● Task item:
The data below calls for an exact copy.

● Recorded data:

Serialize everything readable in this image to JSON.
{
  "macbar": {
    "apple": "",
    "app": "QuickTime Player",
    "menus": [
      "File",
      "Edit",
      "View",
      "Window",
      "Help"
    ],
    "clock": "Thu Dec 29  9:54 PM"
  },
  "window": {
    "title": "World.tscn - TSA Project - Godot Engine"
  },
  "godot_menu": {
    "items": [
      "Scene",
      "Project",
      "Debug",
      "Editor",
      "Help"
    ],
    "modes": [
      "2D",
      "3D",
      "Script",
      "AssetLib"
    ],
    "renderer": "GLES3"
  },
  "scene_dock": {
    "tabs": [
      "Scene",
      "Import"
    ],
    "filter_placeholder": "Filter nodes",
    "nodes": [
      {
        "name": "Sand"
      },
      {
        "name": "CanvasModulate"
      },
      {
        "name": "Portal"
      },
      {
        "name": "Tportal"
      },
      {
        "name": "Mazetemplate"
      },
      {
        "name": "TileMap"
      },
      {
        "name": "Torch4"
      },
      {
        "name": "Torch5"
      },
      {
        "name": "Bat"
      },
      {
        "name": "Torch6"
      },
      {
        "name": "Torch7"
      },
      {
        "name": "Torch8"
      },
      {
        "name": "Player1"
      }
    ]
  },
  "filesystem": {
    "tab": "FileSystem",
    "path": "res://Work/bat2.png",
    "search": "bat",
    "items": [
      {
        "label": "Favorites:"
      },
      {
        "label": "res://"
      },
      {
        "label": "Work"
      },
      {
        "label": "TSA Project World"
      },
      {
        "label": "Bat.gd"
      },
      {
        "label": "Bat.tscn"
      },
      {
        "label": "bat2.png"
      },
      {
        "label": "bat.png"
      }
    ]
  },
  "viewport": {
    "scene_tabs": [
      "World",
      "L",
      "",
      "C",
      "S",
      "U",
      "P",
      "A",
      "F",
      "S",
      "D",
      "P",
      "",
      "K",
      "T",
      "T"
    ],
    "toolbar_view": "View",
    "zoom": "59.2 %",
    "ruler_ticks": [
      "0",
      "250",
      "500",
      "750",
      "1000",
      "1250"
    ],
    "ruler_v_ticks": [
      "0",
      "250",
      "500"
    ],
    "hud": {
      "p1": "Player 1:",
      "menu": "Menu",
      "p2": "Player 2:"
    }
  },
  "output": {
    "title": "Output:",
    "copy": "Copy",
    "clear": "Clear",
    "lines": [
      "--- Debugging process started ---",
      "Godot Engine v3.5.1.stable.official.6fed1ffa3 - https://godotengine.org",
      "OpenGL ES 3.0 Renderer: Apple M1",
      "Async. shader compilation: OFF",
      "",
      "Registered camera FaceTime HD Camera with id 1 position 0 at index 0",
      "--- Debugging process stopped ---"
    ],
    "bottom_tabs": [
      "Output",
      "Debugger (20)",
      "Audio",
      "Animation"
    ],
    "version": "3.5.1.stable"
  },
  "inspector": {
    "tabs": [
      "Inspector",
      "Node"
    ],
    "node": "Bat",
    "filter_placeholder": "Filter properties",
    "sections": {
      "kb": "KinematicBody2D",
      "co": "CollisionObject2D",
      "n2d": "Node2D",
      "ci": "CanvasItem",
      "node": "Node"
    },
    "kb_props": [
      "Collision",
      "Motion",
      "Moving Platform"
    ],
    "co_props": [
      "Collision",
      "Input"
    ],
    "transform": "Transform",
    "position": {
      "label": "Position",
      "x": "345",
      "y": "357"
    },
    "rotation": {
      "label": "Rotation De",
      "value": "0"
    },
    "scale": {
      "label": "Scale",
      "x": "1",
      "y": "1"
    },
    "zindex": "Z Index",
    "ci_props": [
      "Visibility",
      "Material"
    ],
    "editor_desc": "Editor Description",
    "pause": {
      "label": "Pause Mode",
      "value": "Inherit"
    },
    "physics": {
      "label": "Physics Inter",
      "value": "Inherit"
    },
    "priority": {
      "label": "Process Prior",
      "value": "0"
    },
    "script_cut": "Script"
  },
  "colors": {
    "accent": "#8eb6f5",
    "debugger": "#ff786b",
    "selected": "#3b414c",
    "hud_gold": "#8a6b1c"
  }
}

● Solution for this task:
Serialize everything readable in this image to JSON.
{
  "macbar": {
    "apple": "",
    "app": "QuickTime Player",
    "menus": [
      "File",
      "Edit",
      "View",
      "Window",
      "Help"
    ],
    "clock": "Thu Dec 29  9:54 PM"
  },
  "window": {
    "title": "World.tscn - TSA Project - Godot Engine"
  },
  "godot_menu": {
    "items": [
      "Scene",
      "Project",
      "Debug",
      "Editor",
      "Help"
    ],
    "modes": [
      "2D",
      "3D",
      "Script",
      "AssetLib"
    ],
    "renderer": "GLES3"
  },
  "scene_dock": {
    "tabs": [
      "Scene",
      "Import"
    ],
    "filter_placeholder": "Filter nodes",
    "nodes": [
      {
        "name": "Sand"
      },
      {
        "name": "CanvasModulate"
      },
      {
        "name": "Portal"
      },
      {
        "name": "Tportal"
      },
      {
        "name": "Mazetemplate"
      },
      {
        "name": "TileMap"
      },
      {
        "name": "Torch4"
      },
      {
        "name": "Torch5"
      },
      {
        "name": "Bat"
      },
      {
        "name": "Torch6"
      },
      {
        "name": "Torch7"
      },
      {
        "name": "Torch8"
      },
      {
        "name": "Player1"
      }
    ]
  },
  "filesystem": {
    "tab": "FileSystem",
    "path": "res://Work/bat2.png",
    "search": "bat",
    "items": [
      {
        "label": "Favorites:"
      },
      {
        "label": "res://"
      },
      {
        "label": "Work"
      },
      {
        "label": "TSA Project World"
      },
      {
        "label": "Bat.gd"
      },
      {
        "label": "Bat.tscn"
      },
      {
        "label": "bat2.png"
      },
      {
        "label": "bat.png"
      }
    ]
  },
  "viewport": {
    "scene_tabs": [
      "World",
      "L",
      "",
      "C",
      "S",
      "U",
      "P",
      "A",
      "F",
      "S",
      "D",
      "P",
      "",
      "K",
      "T",
      "T"
    ],
    "toolbar_view": "View",
    "zoom": "59.2 %",
    "ruler_ticks": [
      "0",
      "250",
      "500",
      "750",
      "1000",
      "1250"
    ],
    "ruler_v_ticks": [
      "0",
      "250",
      "500"
    ],
    "hud": {
      "p1": "Player 1:",
      "menu": "Menu",
      "p2": "Player 2:"
    }
  },
  "output": {
    "title": "Output:",
    "copy": "Copy",
    "clear": "Clear",
    "lines": [
      "--- Debugging process started ---",
      "Godot Engine v3.5.1.stable.official.6fed1ffa3 - https://godotengine.org",
      "OpenGL ES 3.0 Renderer: Apple M1",
      "Async. shader compilation: OFF",
      "",
      "Registered camera FaceTime HD Camera with id 1 position 0 at index 0",
      "--- Debugging process stopped ---"
    ],
    "bottom_tabs": [
      "Output",
      "Debugger (20)",
      "Audio",
      "Animation"
    ],
    "version": "3.5.1.stable"
  },
  "inspector": {
    "tabs": [
      "Inspector",
      "Node"
    ],
    "node": "Bat",
    "filter_placeholder": "Filter properties",
    "sections": {
      "kb": "KinematicBody2D",
      "co": "CollisionObject2D",
      "n2d": "Node2D",
      "ci": "CanvasItem",
      "node": "Node"
    },
    "kb_props": [
      "Collision",
      "Motion",
      "Moving Platform"
    ],
    "co_props": [
      "Collision",
      "Input"
    ],
    "transform": "Transform",
    "position": {
      "label": "Position",
      "x": "345",
      "y": "357"
    },
    "rotation": {
      "label": "Rotation De",
      "value": "0"
    },
    "scale": {
      "label": "Scale",
      "x": "1",
      "y": "1"
    },
    "zindex": "Z Index",
    "ci_props": [
      "Visibility",
      "Material"
    ],
    "editor_desc": "Editor Description",
    "pause": {
      "label": "Pause Mode",
      "value": "Inherit"
    },
    "physics": {
      "label": "Physics Inter",
      "value": "Inherit"
    },
    "priority": {
      "label": "Process Prior",
      "value": "0"
    },
    "script_cut": "Script"
  },
  "colors": {
    "accent": "#8eb6f5",
    "debugger": "#ff786b",
    "selected": "#3b414c",
    "hud_gold": "#8a6b1c"
  }
}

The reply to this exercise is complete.